Assessing the Tools
The team of reviewers who assessed each tool consisted of clinicians and scientists who have long established expertise in a wide variety of relevant research areas. Combining their knowledge of SCI with the data on the properties of the outcome tools, allowed us to generate the summaries for this chapter.
Countless numbers of books and manuscripts have been written classifying and discussing psychometric principles and standards for the selection or validation of clinical tools. It is not our intent to replicate this process, but instead refer the reader to a couple of key dispositions such as Streiner and Norman’s Health Measurement Scales (2003) and Portney and Watkin’s chapters (4, 5 and 6) on reliability and validity (2000). For an excellent overview that provides insightful tips for selecting tools directly related to rehabilitation, read Finch and colleagues Physical Rehabilitation Outcome Measures (1999).

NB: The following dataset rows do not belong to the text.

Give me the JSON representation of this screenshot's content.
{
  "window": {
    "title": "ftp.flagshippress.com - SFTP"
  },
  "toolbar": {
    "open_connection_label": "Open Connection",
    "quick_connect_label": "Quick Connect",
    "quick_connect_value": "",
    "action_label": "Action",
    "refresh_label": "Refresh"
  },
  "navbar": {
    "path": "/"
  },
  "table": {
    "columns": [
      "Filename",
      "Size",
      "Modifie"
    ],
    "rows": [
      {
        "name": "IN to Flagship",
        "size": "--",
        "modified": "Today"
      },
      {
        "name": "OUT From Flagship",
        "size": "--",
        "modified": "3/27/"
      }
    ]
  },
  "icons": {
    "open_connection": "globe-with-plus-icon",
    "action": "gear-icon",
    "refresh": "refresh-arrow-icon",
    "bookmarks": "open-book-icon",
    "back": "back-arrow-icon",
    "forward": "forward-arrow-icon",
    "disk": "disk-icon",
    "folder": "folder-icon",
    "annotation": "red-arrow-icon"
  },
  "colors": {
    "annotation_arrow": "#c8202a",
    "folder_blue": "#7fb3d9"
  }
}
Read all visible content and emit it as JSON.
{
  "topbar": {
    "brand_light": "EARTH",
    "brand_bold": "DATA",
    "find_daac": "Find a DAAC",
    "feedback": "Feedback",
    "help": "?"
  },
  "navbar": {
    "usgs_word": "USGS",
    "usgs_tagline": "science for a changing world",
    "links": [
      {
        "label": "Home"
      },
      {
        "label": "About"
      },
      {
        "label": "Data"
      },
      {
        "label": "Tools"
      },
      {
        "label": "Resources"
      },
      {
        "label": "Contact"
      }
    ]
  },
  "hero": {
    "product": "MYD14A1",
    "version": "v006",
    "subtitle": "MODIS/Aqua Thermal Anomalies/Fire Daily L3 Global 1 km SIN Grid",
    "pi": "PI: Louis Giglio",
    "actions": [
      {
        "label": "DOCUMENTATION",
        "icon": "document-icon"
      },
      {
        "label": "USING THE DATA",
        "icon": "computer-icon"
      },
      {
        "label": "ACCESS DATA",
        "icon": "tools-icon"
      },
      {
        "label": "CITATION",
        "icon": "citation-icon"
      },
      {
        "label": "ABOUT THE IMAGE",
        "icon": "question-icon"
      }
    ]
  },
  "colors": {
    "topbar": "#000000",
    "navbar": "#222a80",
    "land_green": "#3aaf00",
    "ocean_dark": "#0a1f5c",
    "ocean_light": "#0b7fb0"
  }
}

Data was extracted from manuscripts reporting findings about the psychometric properties and several “pragmatic” factors for each of the various tools. In accordance with similar projects designed to review outcome measures (Salter et al. 2005) we relied heavily on the work by Fitzpatrick and colleagues (1998) for the methods and standards related to data extraction. Our evaluation criteria as well as the standard for quantifying the rating where possible are presented in Table 3. For an example of the data extraction forms used for the project see Appendix 1 on page 8.